4.4. Editing Audio Files

This section explains how to perform editing operations such as cutting and copying, inserting silence, fading, and normalization. Most of those commands are found in the Edit Menu. Some also have toolbar buttons, and all of them can be accessed through customizable keyboard shortcuts.

4.4.1. Undo / Redo

The Undo and Redo commands revert or restore the last action that has been performed. The commands can be found in the Edit Menu and on the Toolbar. The toolbar buttons for Undo and Redo can show a history of all commands.

4.4.2. Cut / Copy

The clipboard commands Cut, Copy and Paste work mostly like you would expect from any other program. You can select a parts of your recording, or the entire file, and copy or cut it. Doing so will put the copied section on the clipboard, so that it can be pasted elsewhere.

4.4.3. Paste

Once you have copied or cut a piece of a recording, you can insert it with the paste command. If you simply place the cursor somewhere and paste, the audio data will be inserted at this position. If you make a selection and paste, the pasted audio data will replace the current selection.

Pasting across files only works when the receiving file is an empty new file, or if the files have the same sampling rate and channel format. VoceVista Video does not perform any automatic file format conversions during paste.

4.4.4. Delete

This command deletes the current selection. If nothing is selected, the entire file is deleted. This can be useful if you want to quickly clear the screen when using VoceVista Video for practice.

If you deleted something by accident, always remember that you can use the Undo command to revert your action.

4.4.5. Crop to selection

This command does the opposite of Delete. Instead of deleting the selected part of a recording, it deletes those parts that are not selected, which can be used to trim unneeded parts before and after a recording.

4.4.6. Normalize

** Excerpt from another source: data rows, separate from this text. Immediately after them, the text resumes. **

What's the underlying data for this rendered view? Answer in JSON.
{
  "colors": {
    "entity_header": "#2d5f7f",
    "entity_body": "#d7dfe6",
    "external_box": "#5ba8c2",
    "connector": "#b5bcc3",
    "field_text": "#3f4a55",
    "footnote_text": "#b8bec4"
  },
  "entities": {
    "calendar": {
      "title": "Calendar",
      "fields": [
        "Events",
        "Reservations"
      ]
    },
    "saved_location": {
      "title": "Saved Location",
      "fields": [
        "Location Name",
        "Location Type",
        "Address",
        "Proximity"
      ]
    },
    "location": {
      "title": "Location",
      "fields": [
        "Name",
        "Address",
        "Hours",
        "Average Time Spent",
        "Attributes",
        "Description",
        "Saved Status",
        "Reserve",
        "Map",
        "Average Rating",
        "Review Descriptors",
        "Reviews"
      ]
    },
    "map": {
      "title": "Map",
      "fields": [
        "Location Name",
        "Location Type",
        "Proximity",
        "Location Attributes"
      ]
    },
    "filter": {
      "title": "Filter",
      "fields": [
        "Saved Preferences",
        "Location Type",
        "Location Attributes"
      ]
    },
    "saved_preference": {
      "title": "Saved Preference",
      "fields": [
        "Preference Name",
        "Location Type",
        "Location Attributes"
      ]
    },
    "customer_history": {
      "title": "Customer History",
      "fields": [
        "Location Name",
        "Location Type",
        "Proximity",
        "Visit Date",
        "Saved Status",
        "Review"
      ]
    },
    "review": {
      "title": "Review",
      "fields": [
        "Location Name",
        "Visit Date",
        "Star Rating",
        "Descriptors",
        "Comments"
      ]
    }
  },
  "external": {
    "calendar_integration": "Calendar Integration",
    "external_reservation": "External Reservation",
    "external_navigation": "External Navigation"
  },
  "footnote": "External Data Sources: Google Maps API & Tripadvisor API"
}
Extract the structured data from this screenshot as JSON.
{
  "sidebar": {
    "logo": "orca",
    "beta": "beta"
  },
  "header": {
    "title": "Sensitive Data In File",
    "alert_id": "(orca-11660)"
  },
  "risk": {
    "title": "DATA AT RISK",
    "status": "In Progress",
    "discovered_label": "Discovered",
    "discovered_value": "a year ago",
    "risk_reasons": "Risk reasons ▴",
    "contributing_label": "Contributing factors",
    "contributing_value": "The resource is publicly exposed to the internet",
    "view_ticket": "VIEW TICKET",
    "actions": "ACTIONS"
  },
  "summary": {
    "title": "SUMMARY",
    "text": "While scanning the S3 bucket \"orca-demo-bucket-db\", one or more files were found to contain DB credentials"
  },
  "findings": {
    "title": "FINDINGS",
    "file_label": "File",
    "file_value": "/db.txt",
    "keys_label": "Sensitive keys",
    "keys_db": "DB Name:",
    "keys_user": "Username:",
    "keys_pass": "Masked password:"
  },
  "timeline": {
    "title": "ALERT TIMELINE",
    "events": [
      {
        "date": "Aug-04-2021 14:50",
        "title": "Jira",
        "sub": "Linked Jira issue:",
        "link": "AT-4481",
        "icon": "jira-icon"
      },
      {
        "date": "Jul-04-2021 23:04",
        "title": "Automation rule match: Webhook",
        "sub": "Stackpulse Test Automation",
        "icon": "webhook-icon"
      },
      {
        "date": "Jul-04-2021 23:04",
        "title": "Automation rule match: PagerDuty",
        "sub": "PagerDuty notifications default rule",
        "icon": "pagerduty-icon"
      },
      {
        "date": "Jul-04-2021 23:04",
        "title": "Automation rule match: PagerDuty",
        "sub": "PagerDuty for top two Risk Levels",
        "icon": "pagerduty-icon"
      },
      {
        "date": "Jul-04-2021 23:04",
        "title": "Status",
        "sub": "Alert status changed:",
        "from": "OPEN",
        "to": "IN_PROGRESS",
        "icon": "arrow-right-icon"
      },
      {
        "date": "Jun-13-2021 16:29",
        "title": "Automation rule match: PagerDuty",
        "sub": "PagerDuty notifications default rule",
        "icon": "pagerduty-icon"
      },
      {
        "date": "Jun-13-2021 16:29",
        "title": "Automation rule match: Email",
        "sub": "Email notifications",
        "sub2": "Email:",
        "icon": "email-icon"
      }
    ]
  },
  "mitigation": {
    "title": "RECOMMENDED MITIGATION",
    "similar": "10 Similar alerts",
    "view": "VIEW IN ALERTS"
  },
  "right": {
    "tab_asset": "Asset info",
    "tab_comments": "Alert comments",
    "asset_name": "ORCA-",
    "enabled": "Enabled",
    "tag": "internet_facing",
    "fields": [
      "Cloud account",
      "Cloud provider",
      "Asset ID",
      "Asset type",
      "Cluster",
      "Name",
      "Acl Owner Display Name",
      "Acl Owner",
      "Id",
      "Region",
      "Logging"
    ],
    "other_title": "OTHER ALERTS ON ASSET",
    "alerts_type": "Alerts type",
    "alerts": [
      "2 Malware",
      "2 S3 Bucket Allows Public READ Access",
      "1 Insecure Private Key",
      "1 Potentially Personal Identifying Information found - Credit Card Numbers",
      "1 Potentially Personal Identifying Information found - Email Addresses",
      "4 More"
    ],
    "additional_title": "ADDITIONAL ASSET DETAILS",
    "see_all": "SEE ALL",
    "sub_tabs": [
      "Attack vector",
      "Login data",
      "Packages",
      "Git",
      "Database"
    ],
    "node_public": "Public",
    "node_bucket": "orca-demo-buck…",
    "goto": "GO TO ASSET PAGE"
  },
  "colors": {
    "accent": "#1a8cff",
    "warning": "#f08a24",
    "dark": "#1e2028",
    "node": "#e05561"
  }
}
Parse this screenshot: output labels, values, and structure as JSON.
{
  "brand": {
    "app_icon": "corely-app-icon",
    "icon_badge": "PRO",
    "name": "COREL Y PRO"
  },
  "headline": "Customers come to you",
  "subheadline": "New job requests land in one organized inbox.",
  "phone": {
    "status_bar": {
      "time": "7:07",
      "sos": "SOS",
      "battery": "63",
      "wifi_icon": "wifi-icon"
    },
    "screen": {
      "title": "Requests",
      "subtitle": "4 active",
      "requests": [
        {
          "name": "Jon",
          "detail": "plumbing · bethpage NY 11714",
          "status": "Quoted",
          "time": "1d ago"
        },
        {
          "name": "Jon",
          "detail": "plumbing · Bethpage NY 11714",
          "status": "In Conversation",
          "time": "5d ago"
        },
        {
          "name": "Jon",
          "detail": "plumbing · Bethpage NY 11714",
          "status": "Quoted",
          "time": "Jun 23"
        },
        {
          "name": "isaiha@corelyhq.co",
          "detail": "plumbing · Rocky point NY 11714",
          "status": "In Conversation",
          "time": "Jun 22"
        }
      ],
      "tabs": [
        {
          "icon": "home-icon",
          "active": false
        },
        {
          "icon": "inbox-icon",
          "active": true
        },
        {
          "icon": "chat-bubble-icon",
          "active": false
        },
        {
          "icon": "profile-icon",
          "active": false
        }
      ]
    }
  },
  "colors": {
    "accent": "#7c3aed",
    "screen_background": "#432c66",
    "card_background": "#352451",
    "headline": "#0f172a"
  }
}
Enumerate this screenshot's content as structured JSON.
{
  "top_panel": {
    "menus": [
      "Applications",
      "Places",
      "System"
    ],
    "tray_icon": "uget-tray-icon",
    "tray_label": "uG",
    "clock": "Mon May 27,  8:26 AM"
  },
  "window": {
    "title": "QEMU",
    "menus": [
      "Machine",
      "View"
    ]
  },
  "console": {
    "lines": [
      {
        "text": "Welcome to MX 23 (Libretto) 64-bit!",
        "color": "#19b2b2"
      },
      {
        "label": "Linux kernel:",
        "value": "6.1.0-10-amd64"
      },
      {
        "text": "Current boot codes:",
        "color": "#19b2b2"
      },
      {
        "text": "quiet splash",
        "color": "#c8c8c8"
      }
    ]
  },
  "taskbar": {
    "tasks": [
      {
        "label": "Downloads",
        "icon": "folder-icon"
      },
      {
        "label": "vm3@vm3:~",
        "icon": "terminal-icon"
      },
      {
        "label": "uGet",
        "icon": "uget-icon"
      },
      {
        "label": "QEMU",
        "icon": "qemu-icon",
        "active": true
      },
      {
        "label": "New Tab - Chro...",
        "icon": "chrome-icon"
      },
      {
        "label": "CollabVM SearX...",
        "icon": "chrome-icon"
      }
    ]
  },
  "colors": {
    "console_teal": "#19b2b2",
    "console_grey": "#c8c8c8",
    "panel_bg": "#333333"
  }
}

This command applies to the current selection or, if nothing is selected, to the entire file. Normalizing a recording will raise its amplitude such that the loudest part of the selection will use the largest possible value of the current file format. This can be used to raise the volume of very quiet recordings. It can also be useful to normalize recordings before sharing them with others to ensure a consistent volume across multiple files.

However, normalization cannot substitute a good recording that was made with a properly adjusted microphone. Normalizing is similar to increasing the brightness of a photograph that is too dark: no new information is added, the available information just becomes slightly easier to see or hear.

Also, since normalization uses the loudest part of a selection as a reference, loud noises in the recording will prevent successful normalization. Hence if loud noises are present, it may be necessary to delete them before normalization.

Normalize Dialog

Figure 4.46. Normalize Dialog

Current maximum

The largest intensity of the current selection.

Normalize maximum amplitude to

This is the new value that the current maximum will be raised to. If the current maximum is already equal to or larger than this value, nothing will happen.

4.4.7. Replace with silence

This command replaces the current selection with silence. This is different from the Delete command in that the recording retains its length when Replace with silence is invoked, while with Delete, the recording is shortened.

4.4.8. Insert silence

This command will insert silence at the current cursor position. It will open a dialog where you can specify the duration of the silence that you wish to insert. If you later wish to quickly insert the same amount of silence again, you can press the shortcut for the Reinsert silence command.

4.4.9. Fade in / Fade out

These commands will change the volume of the current selection so that it gradually fades into zero. If you have copied and pasted part of a recording to a new file, the fade commands can be applied to the edges of this segment to avoid any loud pops or clicks at the beginning and end.